■ **What you should do**
From the listing below, extract every line containing "name".

--- START ---

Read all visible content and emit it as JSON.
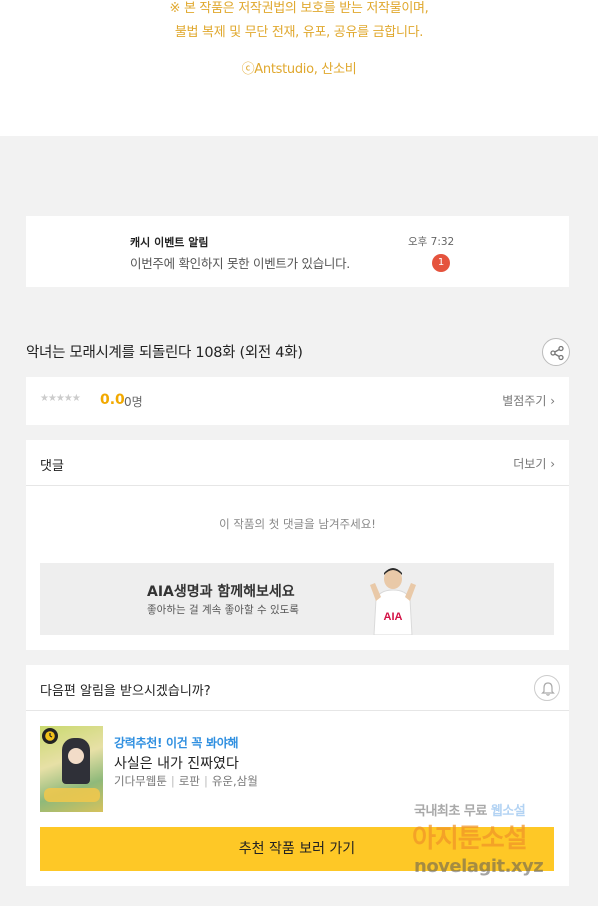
{
  "notice": {
    "line1": "※ 본 작품은 저작권법의 보호를 받는 저작물이며,",
    "line2": "불법 복제 및 무단 전재, 유포, 공유를 금합니다.",
    "copyright": "ⓒAntstudio, 산소비"
  },
  "event": {
    "title": "캐시 이벤트 알림",
    "message": "이번주에 확인하지 못한 이벤트가 있습니다.",
    "time": "오후 7:32",
    "badge": "1"
  },
  "episode": {
    "title": "악녀는 모래시계를 되돌린다 108화 (외전 4화)"
  },
  "rating": {
    "stars": "★★★★★",
    "score": "0.0",
    "count": "0명",
    "rate_label": "별점주기 ›"
  },
  "comments": {
    "label": "댓글",
    "more_label": "더보기 ›",
    "empty_message": "이 작품의 첫 댓글을 남겨주세요!"
  },
  "ad": {
    "title": "AIA생명과 함께해보세요",
    "subtitle": "좋아하는 걸 계속 좋아할 수 있도록",
    "logo": "AIA"
  },
  "next": {
    "question": "다음편 알림을 받으시겠습니까?",
    "rec_tag": "강력추천! 이건 꼭 봐야해",
    "rec_title": "사실은 내가 진짜였다",
    "rec_meta": [
      "기다무웹툰",
      "로판",
      "유운,삼월"
    ],
    "button_label": "추천 작품 보러 가기"
  },
  "watermark": {
    "line1_a": "국내최초 무료",
    "line1_b": "웹소설",
    "line2": "아지툰소설",
    "line3": "novelagit.xyz"
  },
  "colors": {
    "accent_yellow": "#fec826",
    "notice_gold": "#e0a82e",
    "badge_red": "#e5533d",
    "tag_blue": "#2f8fe0",
    "background": "#f2f2f2"
  },
  "icons": [
    "share-icon",
    "bell-icon",
    "clock-icon",
    "chevron-right-icon"
  ]
}
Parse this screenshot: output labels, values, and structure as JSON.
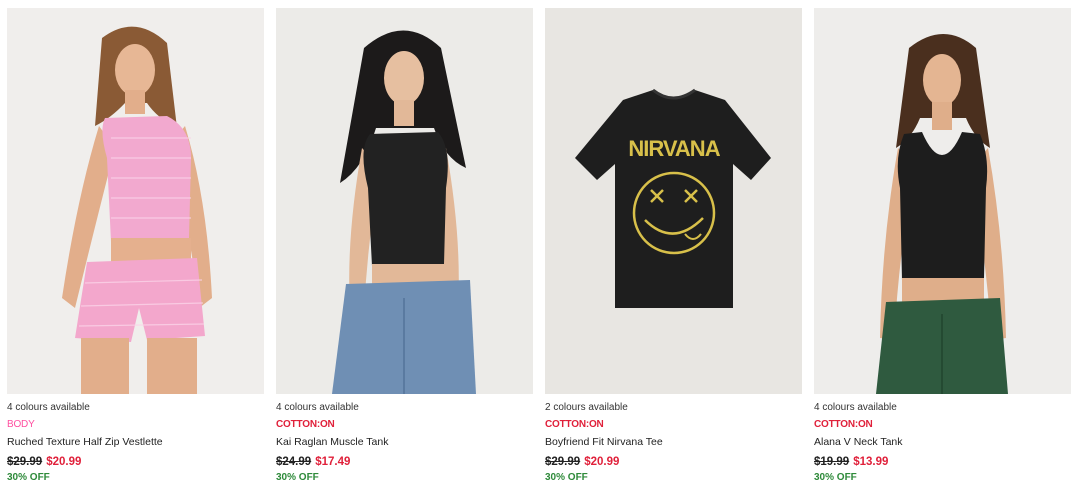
{
  "products": [
    {
      "colours": "4 colours available",
      "brand": "BODY",
      "brand_color": "#ff4fa0",
      "name": "Ruched Texture Half Zip Vestlette",
      "was_price": "$29.99",
      "now_price": "$20.99",
      "discount": "30% OFF",
      "image": "model-pink-gingham-set"
    },
    {
      "colours": "4 colours available",
      "brand": "COTTON:ON",
      "brand_color": "#e0203a",
      "name": "Kai Raglan Muscle Tank",
      "was_price": "$24.99",
      "now_price": "$17.49",
      "discount": "30% OFF",
      "image": "model-black-tank-jeans"
    },
    {
      "colours": "2 colours available",
      "brand": "COTTON:ON",
      "brand_color": "#e0203a",
      "name": "Boyfriend Fit Nirvana Tee",
      "was_price": "$29.99",
      "now_price": "$20.99",
      "discount": "30% OFF",
      "image": "nirvana-tee-flatlay",
      "tee_text": "NIRVANA"
    },
    {
      "colours": "4 colours available",
      "brand": "COTTON:ON",
      "brand_color": "#e0203a",
      "name": "Alana V Neck Tank",
      "was_price": "$19.99",
      "now_price": "$13.99",
      "discount": "30% OFF",
      "image": "model-black-vneck-green-pants"
    }
  ]
}
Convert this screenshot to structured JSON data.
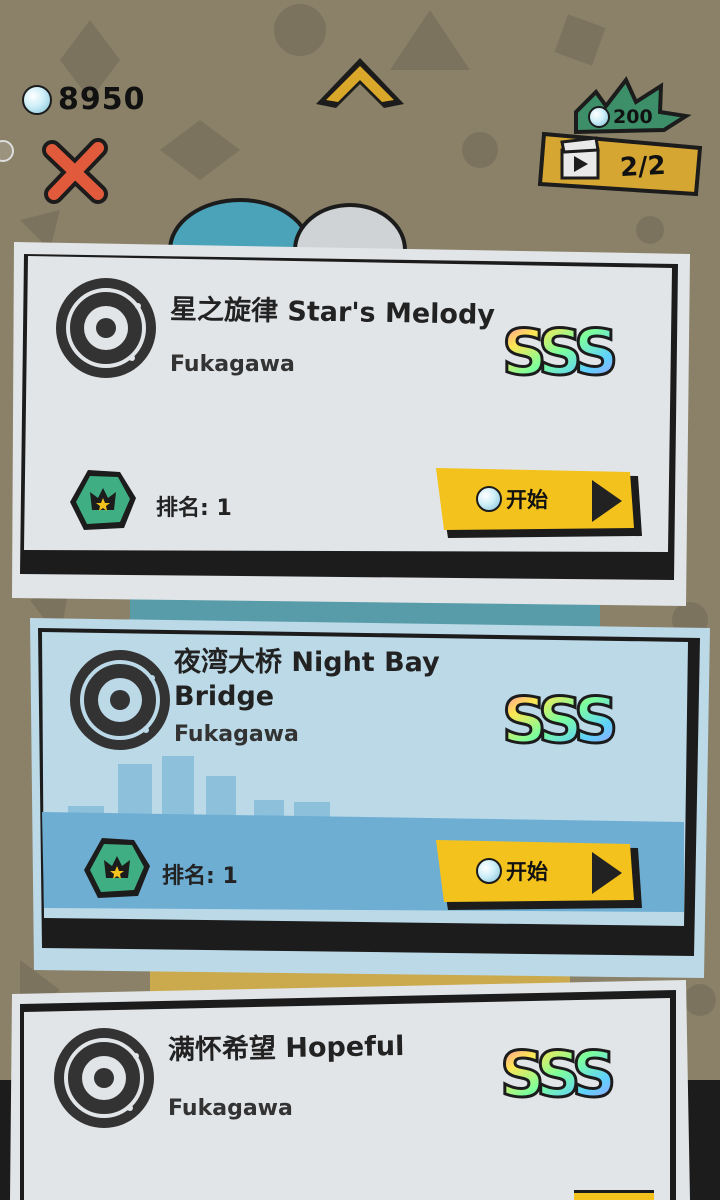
{
  "hud": {
    "currency_value": "8950",
    "video_ad": {
      "cost": "200",
      "count": "2/2"
    }
  },
  "songs": [
    {
      "title_line1": "星之旋律 Star's Melody",
      "title_line2": "",
      "artist": "Fukagawa",
      "grade": "SSS",
      "rank_label": "排名: 1",
      "start_label": "开始"
    },
    {
      "title_line1": "夜湾大桥 Night Bay",
      "title_line2": "Bridge",
      "artist": "Fukagawa",
      "grade": "SSS",
      "rank_label": "排名: 1",
      "start_label": "开始"
    },
    {
      "title_line1": "满怀希望 Hopeful",
      "title_line2": "",
      "artist": "Fukagawa",
      "grade": "SSS",
      "rank_label": "",
      "start_label": ""
    }
  ],
  "colors": {
    "background": "#8a8168",
    "card_light": "#e2e5e8",
    "card_blue": "#bcd9e8",
    "button_yellow": "#f4c21c",
    "rank_green": "#3fae83",
    "close_red": "#e25a3c"
  },
  "icons": [
    "pearl-currency-icon",
    "close-icon",
    "scroll-up-icon",
    "video-ad-icon",
    "disc-icon",
    "rank-crown-icon",
    "play-icon"
  ]
}
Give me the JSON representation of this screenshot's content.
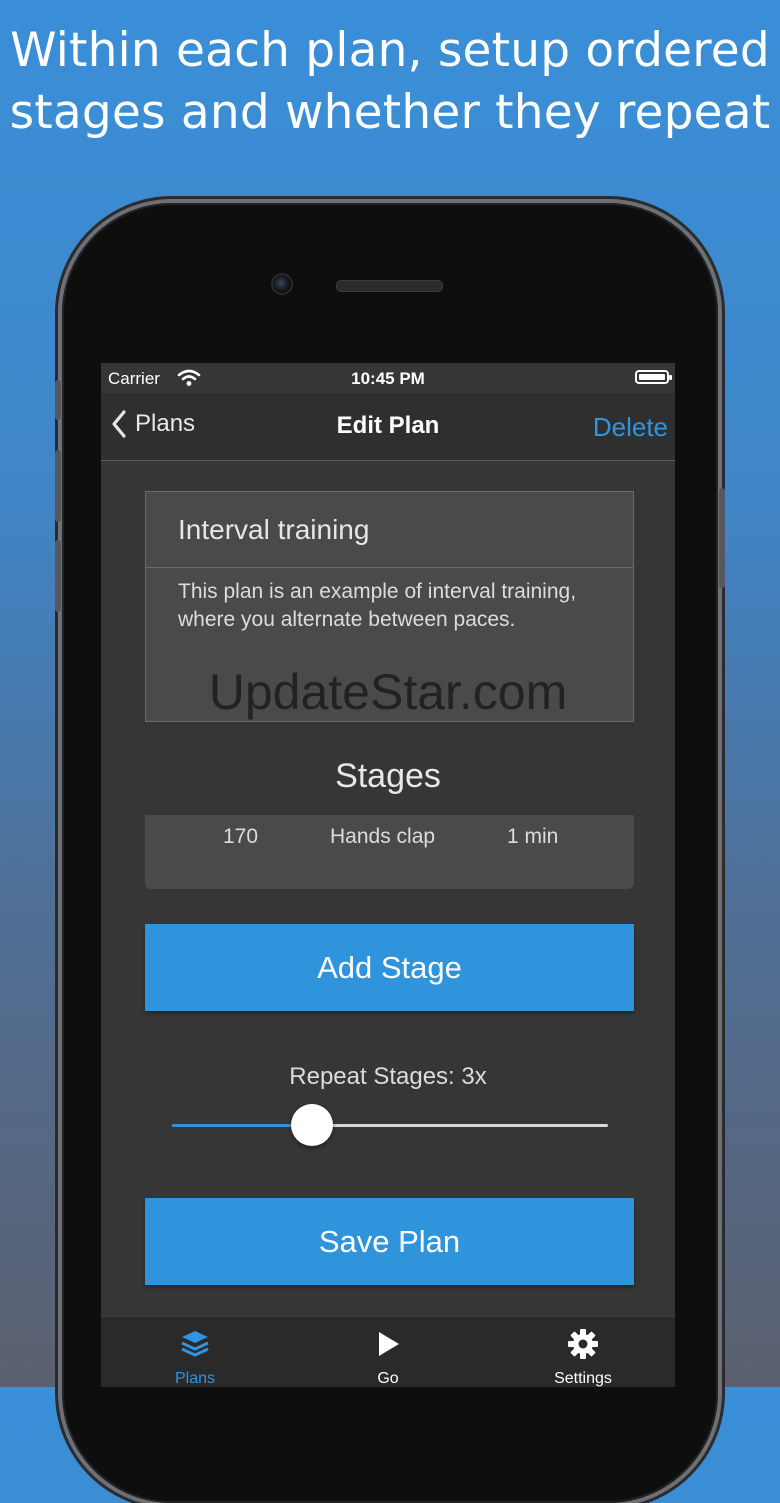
{
  "headline": {
    "line1": "Within each plan, setup ordered",
    "line2": "stages and whether they repeat"
  },
  "status_bar": {
    "carrier": "Carrier",
    "time": "10:45 PM"
  },
  "nav_bar": {
    "back_label": "Plans",
    "title": "Edit Plan",
    "delete_label": "Delete"
  },
  "plan": {
    "name": "Interval training",
    "description": "This plan is an example of interval training, where you alternate between paces."
  },
  "watermark": "UpdateStar.com",
  "stages": {
    "title": "Stages",
    "rows": [
      {
        "bpm": "170",
        "sound": "Hands clap",
        "duration": "1 min"
      }
    ]
  },
  "buttons": {
    "add_stage": "Add Stage",
    "save_plan": "Save Plan"
  },
  "repeat": {
    "label": "Repeat Stages: 3x",
    "slider_fraction": 0.32
  },
  "tab_bar": {
    "items": [
      {
        "label": "Plans",
        "icon": "layers-icon",
        "active": true
      },
      {
        "label": "Go",
        "icon": "play-icon",
        "active": false
      },
      {
        "label": "Settings",
        "icon": "gear-icon",
        "active": false
      }
    ]
  },
  "colors": {
    "accent": "#2f94dc",
    "background_top": "#3a8fd8",
    "screen_bg": "#363636",
    "tab_active": "#2e95e0",
    "tab_inactive": "#ffffff"
  }
}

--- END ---

■ **Answer to the problem**
      "name": "Ruched Texture Half Zip Vestlette",
      "name": "Kai Raglan Muscle Tank",
      "name": "Boyfriend Fit Nirvana Tee",
      "name": "Alana V Neck Tank",
    "name": "Interval training",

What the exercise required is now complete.